::: Records for the exercise :::
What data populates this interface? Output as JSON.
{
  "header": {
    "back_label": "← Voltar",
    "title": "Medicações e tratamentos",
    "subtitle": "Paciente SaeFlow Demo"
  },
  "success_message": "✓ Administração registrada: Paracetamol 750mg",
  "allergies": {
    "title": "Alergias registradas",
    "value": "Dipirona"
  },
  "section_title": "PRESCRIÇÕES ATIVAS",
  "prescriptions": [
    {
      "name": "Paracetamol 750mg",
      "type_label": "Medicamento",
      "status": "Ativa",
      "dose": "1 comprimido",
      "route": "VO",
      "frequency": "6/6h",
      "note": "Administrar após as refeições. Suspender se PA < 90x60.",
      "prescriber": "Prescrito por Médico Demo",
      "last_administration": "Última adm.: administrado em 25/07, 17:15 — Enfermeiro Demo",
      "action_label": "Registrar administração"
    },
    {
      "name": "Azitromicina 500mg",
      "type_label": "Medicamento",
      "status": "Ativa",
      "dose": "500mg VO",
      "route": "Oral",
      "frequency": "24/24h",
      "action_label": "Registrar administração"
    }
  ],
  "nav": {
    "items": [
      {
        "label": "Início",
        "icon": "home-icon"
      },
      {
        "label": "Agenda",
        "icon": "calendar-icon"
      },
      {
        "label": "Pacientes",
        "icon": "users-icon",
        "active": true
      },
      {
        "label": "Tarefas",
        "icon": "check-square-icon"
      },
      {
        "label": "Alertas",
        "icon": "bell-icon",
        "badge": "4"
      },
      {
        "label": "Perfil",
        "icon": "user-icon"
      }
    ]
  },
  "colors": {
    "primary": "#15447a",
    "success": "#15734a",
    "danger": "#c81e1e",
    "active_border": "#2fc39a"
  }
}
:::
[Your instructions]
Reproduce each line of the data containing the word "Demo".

[Solved exercise]
    "subtitle": "Paciente SaeFlow Demo"
      "prescriber": "Prescrito por Médico Demo",
      "last_administration": "Última adm.: administrado em 25/07, 17:15 — Enfermeiro Demo",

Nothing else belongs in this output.